* [Aim of the exercise] Word for word, the listing below should be printed again.
- Opening Delimiter -
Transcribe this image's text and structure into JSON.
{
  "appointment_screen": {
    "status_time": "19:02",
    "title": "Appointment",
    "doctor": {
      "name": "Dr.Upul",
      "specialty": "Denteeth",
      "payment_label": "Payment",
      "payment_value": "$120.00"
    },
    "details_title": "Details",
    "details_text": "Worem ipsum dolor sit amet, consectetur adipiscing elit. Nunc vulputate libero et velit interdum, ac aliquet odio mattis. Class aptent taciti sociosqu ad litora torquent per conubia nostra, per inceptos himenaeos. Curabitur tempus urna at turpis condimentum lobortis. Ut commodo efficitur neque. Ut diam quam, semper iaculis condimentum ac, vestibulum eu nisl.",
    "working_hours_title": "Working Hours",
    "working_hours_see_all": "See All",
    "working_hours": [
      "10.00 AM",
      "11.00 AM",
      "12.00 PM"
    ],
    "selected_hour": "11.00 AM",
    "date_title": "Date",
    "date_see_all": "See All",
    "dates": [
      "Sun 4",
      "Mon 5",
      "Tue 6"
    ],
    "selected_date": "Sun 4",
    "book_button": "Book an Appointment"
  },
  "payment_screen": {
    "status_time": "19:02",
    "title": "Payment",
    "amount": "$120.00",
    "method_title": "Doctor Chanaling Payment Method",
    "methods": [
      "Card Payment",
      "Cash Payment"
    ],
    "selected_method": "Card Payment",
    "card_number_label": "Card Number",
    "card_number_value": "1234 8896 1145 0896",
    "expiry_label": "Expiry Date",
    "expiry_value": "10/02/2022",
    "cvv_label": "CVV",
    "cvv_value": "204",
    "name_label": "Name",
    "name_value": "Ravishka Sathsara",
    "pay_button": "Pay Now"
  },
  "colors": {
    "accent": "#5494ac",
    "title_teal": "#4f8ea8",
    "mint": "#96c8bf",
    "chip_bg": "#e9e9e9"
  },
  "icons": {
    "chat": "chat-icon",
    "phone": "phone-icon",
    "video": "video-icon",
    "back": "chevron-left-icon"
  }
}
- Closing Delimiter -
* [Solved problem]
Transcribe this image's text and structure into JSON.
{
  "appointment_screen": {
    "status_time": "19:02",
    "title": "Appointment",
    "doctor": {
      "name": "Dr.Upul",
      "specialty": "Denteeth",
      "payment_label": "Payment",
      "payment_value": "$120.00"
    },
    "details_title": "Details",
    "details_text": "Worem ipsum dolor sit amet, consectetur adipiscing elit. Nunc vulputate libero et velit interdum, ac aliquet odio mattis. Class aptent taciti sociosqu ad litora torquent per conubia nostra, per inceptos himenaeos. Curabitur tempus urna at turpis condimentum lobortis. Ut commodo efficitur neque. Ut diam quam, semper iaculis condimentum ac, vestibulum eu nisl.",
    "working_hours_title": "Working Hours",
    "working_hours_see_all": "See All",
    "working_hours": [
      "10.00 AM",
      "11.00 AM",
      "12.00 PM"
    ],
    "selected_hour": "11.00 AM",
    "date_title": "Date",
    "date_see_all": "See All",
    "dates": [
      "Sun 4",
      "Mon 5",
      "Tue 6"
    ],
    "selected_date": "Sun 4",
    "book_button": "Book an Appointment"
  },
  "payment_screen": {
    "status_time": "19:02",
    "title": "Payment",
    "amount": "$120.00",
    "method_title": "Doctor Chanaling Payment Method",
    "methods": [
      "Card Payment",
      "Cash Payment"
    ],
    "selected_method": "Card Payment",
    "card_number_label": "Card Number",
    "card_number_value": "1234 8896 1145 0896",
    "expiry_label": "Expiry Date",
    "expiry_value": "10/02/2022",
    "cvv_label": "CVV",
    "cvv_value": "204",
    "name_label": "Name",
    "name_value": "Ravishka Sathsara",
    "pay_button": "Pay Now"
  },
  "colors": {
    "accent": "#5494ac",
    "title_teal": "#4f8ea8",
    "mint": "#96c8bf",
    "chip_bg": "#e9e9e9"
  },
  "icons": {
    "chat": "chat-icon",
    "phone": "phone-icon",
    "video": "video-icon",
    "back": "chevron-left-icon"
  }
}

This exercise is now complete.